New York State took an important step in 2011 towards safer streets for everyone by passing Complete Streets legislation. Complete Streets design principles assure that when roads are built or redesigned, they take into account the needs of everyone who uses them. The law requires consideration of people of all ages walking, riding bicycles, driving cars, and taking public transportation in any transportation project that uses federal and state funds, including the construction, reconstruction, restriping, and rehabilitation of roadways. Yet, implementation of these principles is left to the discretion of state and local government. Infrastructure changes only need to be considered by local decision makers; implementation is not a requirement.

Some communities, large and small, urban and rural, have already adopted their own Complete Streets policies. PTNY urges NYSDOT and the MPOs to actively implement Complete Streets in the projects they oversee and support and foster understanding and implementation of Complete Streets among practitioners at other levels of government.

PTNY will continue to support the implementation of Complete Streets policies through legislation in the upcoming legislative session. Specific objectives include the following:

  • Expansion of the Complete Streets law to also include consideration of accommodations for pedestrians and bicyclists when undertaking resurfacing, maintenance and pavement recycling projects. New York State's current Compete Street Law presently only applies to projects classified as construction, reconstruction or rehabilitation and specifically excludes projects classified as resurfacing, maintenance and pavement recycling.
  • Local control of road speed limits.

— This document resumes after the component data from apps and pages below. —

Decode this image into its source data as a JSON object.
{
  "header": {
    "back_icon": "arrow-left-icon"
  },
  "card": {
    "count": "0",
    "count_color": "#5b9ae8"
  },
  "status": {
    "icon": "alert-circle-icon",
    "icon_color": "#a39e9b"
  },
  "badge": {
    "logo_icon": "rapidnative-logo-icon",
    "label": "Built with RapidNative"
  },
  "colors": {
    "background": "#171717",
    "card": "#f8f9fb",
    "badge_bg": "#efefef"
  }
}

In 2014, a local speed control law for New York City was passed [S. 7892 (Klein)/A. 10144 )(Rules/O’Donnell) (Local Control on NYC speed limits)], allowing the City to reduce the speed limit by 10 miles per hour, to 25 mph, on City-controlled roads. A local speed control bill, similar to NYC's bill but for non-suburban towns, S. 1356 (Little)/A. 6089 (Russell) (Local control of town road speed limits), passed the Senate, but failed to gain support in the Assembly.

This "upstate" local speed limit law was not without considerable support. PTNY and partners garnered the support of more than 50 mayors and supervisors and hundreds of organizations in a letter to the Governor and legislative leaders. Studies have shown that decreasing speed limits increases safety, especially for non-motorized roadway users. Moreover, collisions that do occur at lower speeds are far less likely to cause fatalities.

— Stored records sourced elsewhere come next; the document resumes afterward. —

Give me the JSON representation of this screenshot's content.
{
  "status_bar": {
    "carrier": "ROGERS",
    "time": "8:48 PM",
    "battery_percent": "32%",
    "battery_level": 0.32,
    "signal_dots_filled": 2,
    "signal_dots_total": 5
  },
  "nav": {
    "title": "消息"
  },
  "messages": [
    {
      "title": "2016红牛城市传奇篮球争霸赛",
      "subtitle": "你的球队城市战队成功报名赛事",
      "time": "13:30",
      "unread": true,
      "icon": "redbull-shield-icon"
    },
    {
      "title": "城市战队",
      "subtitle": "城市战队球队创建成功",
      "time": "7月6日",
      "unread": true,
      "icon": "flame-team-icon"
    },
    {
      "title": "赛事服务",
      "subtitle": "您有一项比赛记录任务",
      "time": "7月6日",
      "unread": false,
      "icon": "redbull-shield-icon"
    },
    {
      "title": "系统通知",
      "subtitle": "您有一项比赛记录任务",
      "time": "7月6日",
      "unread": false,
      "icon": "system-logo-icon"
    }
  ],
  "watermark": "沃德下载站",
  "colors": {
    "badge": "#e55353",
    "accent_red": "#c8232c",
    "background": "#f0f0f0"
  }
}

Legalize the use of E-bikes in New York State

Electric bicycles ("e-bikes") look and operate like standard bicycles, except that their light-weight, battery powered motors can be turned on to provide supplementary power going up hills, on long rides, or if the rider is tiring. E-bikes are designed with many of the same safety features as traditional bicycles and can be ridden in exactly the same way using only pedal power.

The U.S. Consumer Product Safety Commission Act (CPSC) ruled that electric bicycles and tricycles meeting the definition of low-speed, electric bicycles are consumer products. The Act defines "low-speed electric bicycles" as a two- or three-wheeled vehicle with fully operable pedals, a top speed when powered solely by the motor of 20 mph and a motor that produces less than 1 horsepower when operated by a rider weighing 170 lb. Low-speed electric bicycles that meet these criteria are exempt from classification as motor vehicles.

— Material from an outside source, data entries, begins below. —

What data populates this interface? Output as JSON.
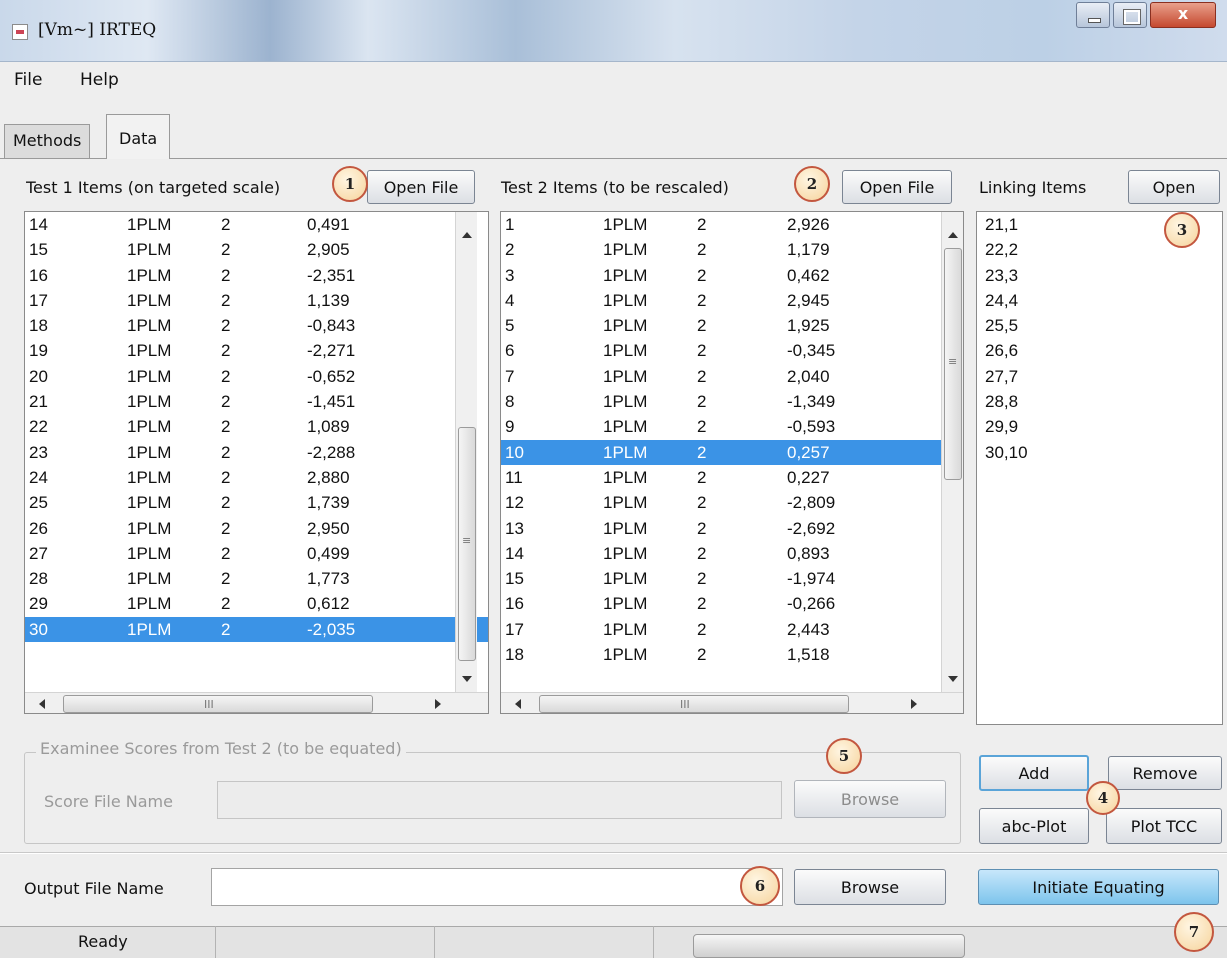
{
  "window": {
    "title": "[Vm~] IRTEQ",
    "close_glyph": "x"
  },
  "menu": {
    "file": "File",
    "help": "Help"
  },
  "tabs": {
    "methods": "Methods",
    "data": "Data"
  },
  "test1": {
    "label": "Test 1 Items (on targeted scale)",
    "open_label": "Open File",
    "selected_item": "30",
    "rows": [
      [
        "14",
        "1PLM",
        "2",
        "0,491"
      ],
      [
        "15",
        "1PLM",
        "2",
        "2,905"
      ],
      [
        "16",
        "1PLM",
        "2",
        "-2,351"
      ],
      [
        "17",
        "1PLM",
        "2",
        "1,139"
      ],
      [
        "18",
        "1PLM",
        "2",
        "-0,843"
      ],
      [
        "19",
        "1PLM",
        "2",
        "-2,271"
      ],
      [
        "20",
        "1PLM",
        "2",
        "-0,652"
      ],
      [
        "21",
        "1PLM",
        "2",
        "-1,451"
      ],
      [
        "22",
        "1PLM",
        "2",
        "1,089"
      ],
      [
        "23",
        "1PLM",
        "2",
        "-2,288"
      ],
      [
        "24",
        "1PLM",
        "2",
        "2,880"
      ],
      [
        "25",
        "1PLM",
        "2",
        "1,739"
      ],
      [
        "26",
        "1PLM",
        "2",
        "2,950"
      ],
      [
        "27",
        "1PLM",
        "2",
        "0,499"
      ],
      [
        "28",
        "1PLM",
        "2",
        "1,773"
      ],
      [
        "29",
        "1PLM",
        "2",
        "0,612"
      ],
      [
        "30",
        "1PLM",
        "2",
        "-2,035"
      ]
    ]
  },
  "test2": {
    "label": "Test 2 Items (to be rescaled)",
    "open_label": "Open File",
    "selected_item": "10",
    "rows": [
      [
        "1",
        "1PLM",
        "2",
        "2,926"
      ],
      [
        "2",
        "1PLM",
        "2",
        "1,179"
      ],
      [
        "3",
        "1PLM",
        "2",
        "0,462"
      ],
      [
        "4",
        "1PLM",
        "2",
        "2,945"
      ],
      [
        "5",
        "1PLM",
        "2",
        "1,925"
      ],
      [
        "6",
        "1PLM",
        "2",
        "-0,345"
      ],
      [
        "7",
        "1PLM",
        "2",
        "2,040"
      ],
      [
        "8",
        "1PLM",
        "2",
        "-1,349"
      ],
      [
        "9",
        "1PLM",
        "2",
        "-0,593"
      ],
      [
        "10",
        "1PLM",
        "2",
        "0,257"
      ],
      [
        "11",
        "1PLM",
        "2",
        "0,227"
      ],
      [
        "12",
        "1PLM",
        "2",
        "-2,809"
      ],
      [
        "13",
        "1PLM",
        "2",
        "-2,692"
      ],
      [
        "14",
        "1PLM",
        "2",
        "0,893"
      ],
      [
        "15",
        "1PLM",
        "2",
        "-1,974"
      ],
      [
        "16",
        "1PLM",
        "2",
        "-0,266"
      ],
      [
        "17",
        "1PLM",
        "2",
        "2,443"
      ],
      [
        "18",
        "1PLM",
        "2",
        "1,518"
      ]
    ]
  },
  "linking": {
    "label": "Linking Items",
    "open_label": "Open",
    "items": [
      "21,1",
      "22,2",
      "23,3",
      "24,4",
      "25,5",
      "26,6",
      "27,7",
      "28,8",
      "29,9",
      "30,10"
    ]
  },
  "examinee": {
    "legend": "Examinee Scores from Test 2 (to be equated)",
    "score_file_label": "Score File Name",
    "score_file_value": "",
    "browse_label": "Browse"
  },
  "actions": {
    "add_label": "Add",
    "remove_label": "Remove",
    "abc_plot_label": "abc-Plot",
    "plot_tcc_label": "Plot TCC"
  },
  "output": {
    "label": "Output File Name",
    "value": "",
    "browse_label": "Browse",
    "initiate_label": "Initiate Equating"
  },
  "status": {
    "text": "Ready"
  },
  "scroll_glyphs": {
    "grip_vertical": "≡",
    "grip_horizontal": "III"
  },
  "callouts": [
    "1",
    "2",
    "3",
    "4",
    "5",
    "6",
    "7"
  ]
}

New York has yet to adopt the CPSC standard, which means that e-bikes can legally be sold, but not operated on any public roadway in the State. Moreover, there is no process whereby e-bike operators can register and license their e-bikes for use as motor vehicles, as exists with motorcycles and mopeds. This creates uncertainty for e-bike users and enforcement agencies.

Legislation proposed in both the Senate and Assembly would remove uncertainty for e-bike users, and enforcement agencies, as well as retailers who are currently selling e-bikes in New York. More importantly, legalizing and regulating e-bike use will make another healthy, low-emission transportation mode available to New Yorkers. Legalization and reclassification has the potential to benefit the environment, limit road congestion, support healthy living, and promote tourism across the State.